This is why I tool a wilderness first aid course, so I would know how to do this sort of thing prn. Shoulder dislocations aren't uncommon, but the longer you leave them, the harder they are to put back. Somebody who's had multiple ones, and this isn't uncommon either, will ask you to help put it back right away, and he usually knows how.

Farawyn

Has 25 years experience.

This is why I tool a wilderness first aid course, so I would know how to do this sort of thing prn. Shoulder dislocations aren't uncommon, but the longer you leave them, the harder they are to put back. Somebody who's had multiple ones, and this isn't uncommon either, will ask you to help put it back right away, and he usually knows how.

My mom, who is a retired nurse, could do it, and has. I never have.

Esme12, ASN, BSN, RN

Specializes in Critical Care, ED, Cath lab, CTPAC,Trauma. Has 41 years experience.

I don't know about your country but in the US the nurse acted outside her scope of practice and can be sued and have her license suspended, revoked, or restricted.

It was inappropriate for this nurse to take that action when EMS was a "reasonable" amount of time in responding and the patient was niot showing any CNS ABC/circulatory compromise.

In your country it may be different but in the US this was inappropriate.

Esme12, ASN, BSN, RN

Specializes in Critical Care, ED, Cath lab, CTPAC,Trauma. Has 41 years experience.

I would never do it either, but I did stand back and let my colleague. She was really calm and confident - not that this means anything. But it one of my first emergencies outside of a nice controlled ED, and it made me realise how vulnerable we were.

In some states in the US standing by nad doing nothing makes you just as responsible.

roser13, ASN, RN

Specializes in Med/Surg, Ortho, ASC. Has 17 years experience.

Aaannnnd Esme's back in action! Go Esme:yes::yes:

I know parents (laypeople) who after being taught by an ED doctor, were able to successfully relocate their son's shoulder on multiple occasions, so I would be open to a nurse who had the knowledge skills and ability to relocate a shoulder, doing so.

In some states in the US standing by nad doing nothing makes you just as responsible.

Yes, you are right, but what can you do to stop her? Also, I would like some thoughts on the increasing risk to circulation/nerves, if left like that for an hour, because, in all practicality, that is how long it would have been before he was treated, at the earliest.

Yes, you are right, but what can you do to stop her? Also, I would like some thoughts on the increasing risk to circulation/nerves, if left like that for an hour, because, in all practicality, that is how long it would have been before he was treated, at the earliest.
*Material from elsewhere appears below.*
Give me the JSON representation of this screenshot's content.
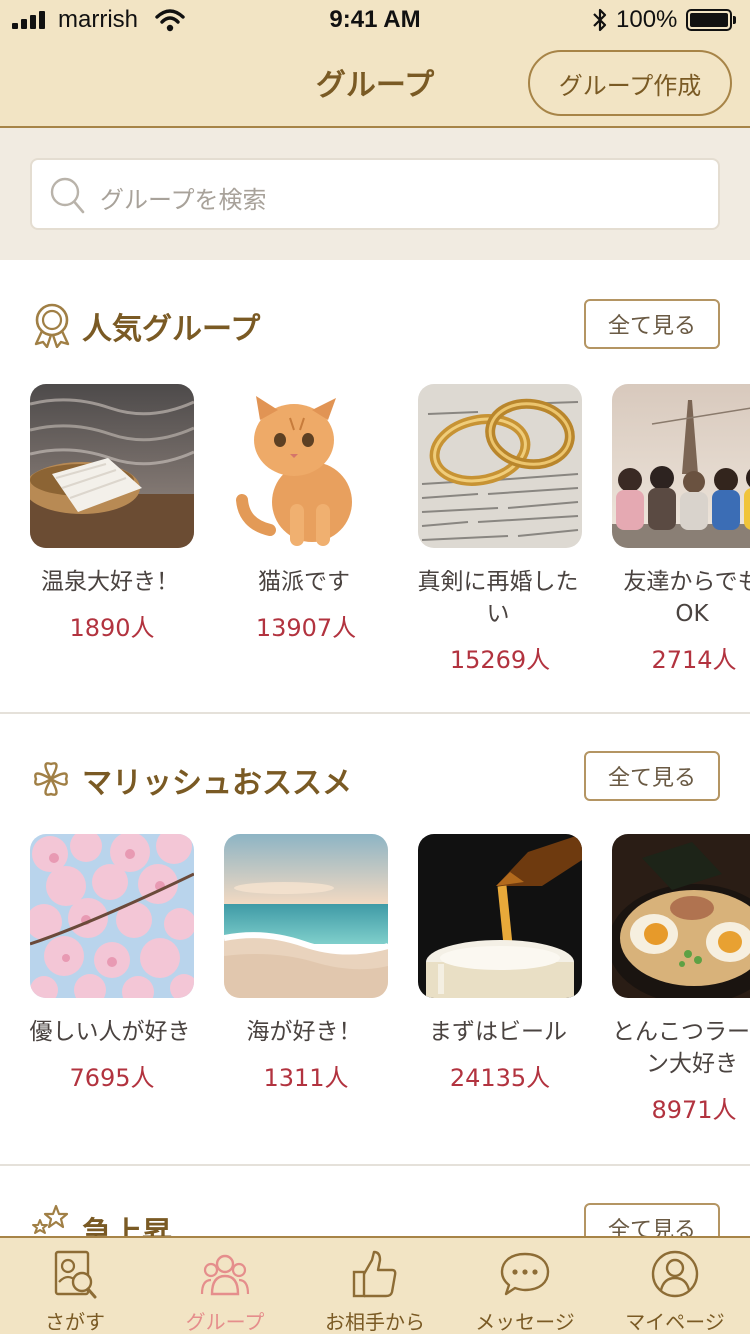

If left for awhile like that, the muscles tighten to the point where increased force requiring anesthesia will be necessary to replace it. Increased risk related to the force and the anesthesia, avoidable, particularly unnecessary for a repeater but not insignificant for anyone.